“You can use it for a whole school experience,” he said.

But the screens on the large dome are stained, and the antiquated projector in the center of the room is stuck in its base. A large device by the control panel looks like a first-generation computer, not a high-tech device that could help the school advance studies in science, technology, engineering and math.

Craigmont could get away with about $60,000 in repairs to make the planetarium operational, but it would be a short-term fix, the principal says. With a full renovation, the district could host tours from other schools, with their fees covering maintenance costs.

Durrah is confident that the investment would pay off. “When our students can relate to real-world experiences, it can enhance what’s going on here at our school,” she said.

Below, watch a video showing teacher Wayne Oellig talk about Craigmont’s planetarium and its possibilities.

With solar eclipse looming, shuttered school planetarium represents ‘missed opportunity’ for Memphis students from Chalkbeat Tennessee on Vimeo.

Follow the money

Audit: NYC issued $2.7 billion in noncompetitive education contracts — and often violates its own rules

PHOTO: Alex Zimmerman
City Comptroller Scott Stringer criticized the city's ability to keep track of education technology in July.

The city’s education department routinely violated state law and its own policies in issuing contracts worth billions of dollars — mostly awarded without a competitive bidding process.

That’s according to a blistering audit released Friday by city Comptroller Scott Stringer, the first major audit to scrutinize contracting by the de Blasio education department. It found that the department issued $2.7 billion contracts without a competitive process in fiscal year 2016, or roughly 64 percent of all spending on contracts.

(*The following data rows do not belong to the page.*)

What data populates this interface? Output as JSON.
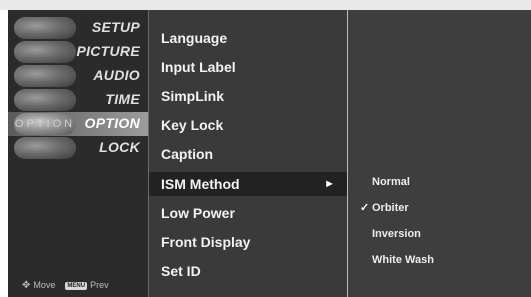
{
  "categories": [
    {
      "label": "SETUP",
      "icon": "satellite-dish-icon",
      "active": false
    },
    {
      "label": "PICTURE",
      "icon": "picture-icon",
      "active": false
    },
    {
      "label": "AUDIO",
      "icon": "speaker-icon",
      "active": false
    },
    {
      "label": "TIME",
      "icon": "clock-icon",
      "active": false
    },
    {
      "label": "OPTION",
      "icon": "option-icon",
      "active": true,
      "thumb_text": "OPTION"
    },
    {
      "label": "LOCK",
      "icon": "lock-icon",
      "active": false
    }
  ],
  "nav_hint": {
    "move_label": "Move",
    "move_icon": "dpad-icon",
    "menu_key_label": "MENU",
    "prev_label": "Prev"
  },
  "options": [
    {
      "label": "Language"
    },
    {
      "label": "Input Label"
    },
    {
      "label": "SimpLink"
    },
    {
      "label": "Key Lock"
    },
    {
      "label": "Caption"
    },
    {
      "label": "ISM Method",
      "active": true,
      "arrow": "►"
    },
    {
      "label": "Low Power"
    },
    {
      "label": "Front Display"
    },
    {
      "label": "Set ID"
    }
  ],
  "ism_submenu": [
    {
      "label": "Normal",
      "selected": false
    },
    {
      "label": "Orbiter",
      "selected": true,
      "check": "✓"
    },
    {
      "label": "Inversion",
      "selected": false
    },
    {
      "label": "White Wash",
      "selected": false
    }
  ],
  "colors": {
    "panel_bg": "#3a3a3a",
    "left_bg": "#2b2b2b",
    "highlight": "#222222",
    "text": "#f2f2f2"
  }
}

The education department routinely failed to properly oversee its vendors, paid them late, and often directed them to begin work before proper paperwork was filed with the comptroller’s office, according to the audit.

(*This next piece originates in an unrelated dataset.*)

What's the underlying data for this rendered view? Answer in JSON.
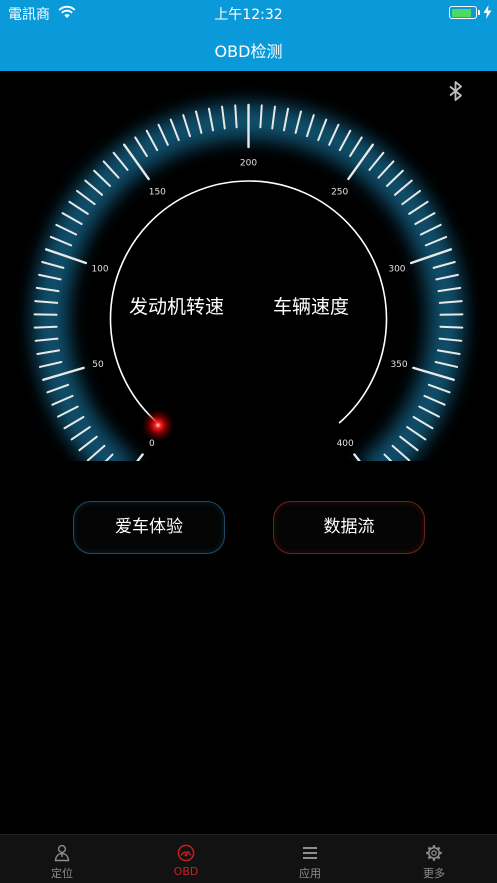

“This investigation shows that DOE acts as though the rules don’t matter,” Stringer said in a statement which included 20 recommendations to fix the process. “When it comes to contracting, this is an opaque agency that refuses to accept responsibility, that often uses inaccurate arguments to defend backwards organizational practices.”

Some highlights:

  • Out of 521 “limited competition” contracts, the city directed vendors to begin work before filing appropriate paperwork on 85 percent of them. In one case, a contract was filed two and a half years after the vendor began work.
  • The education department did not correct sloppy oversight of vendors, despite a 2015 audit that urged them to do so. In some cases, “there was no evidence the DOE conducted performance evaluations, as required by the DOE’s own procurement rules,” the audit found.
  • The DOE spent $2 million to pay for “goods or services that had already been improperly purchased in violation of DOE’s procurement rules.”

Stringer’s findings come less than a month after the comptroller blasted the city’s management of education technology in a separate audit that found the education department has lost track of thousands of computers and failed to create an appropriate tracking system for them. Stringer’s harsh criticisms of Mayor Bill de Blasio’s education department come shortly after endorsing the mayor’s re-election bid.

The Bloomberg administration also faced sharp criticism for awarding contracts without soliciting competing bids. The administration’s critics said the mayor was inappropriately applying business practices to public spending. But Joel Klein, Bloomberg’s longest-serving chancellor, dismissed the criticism, saying he’d “never seen [an audit] that didn’t say you couldn’t follow procurement rules a little closer.”

Will Mantell, an education department spokesman, said the city’s procurement process is “rigorous” and “many of this audit’s conclusions are incorrect.”

“We perform background checks on all vendors and post them online, maintain the appropriate documentation on procurements, and recently implemented an electronic performance evaluation system,” Mantell added.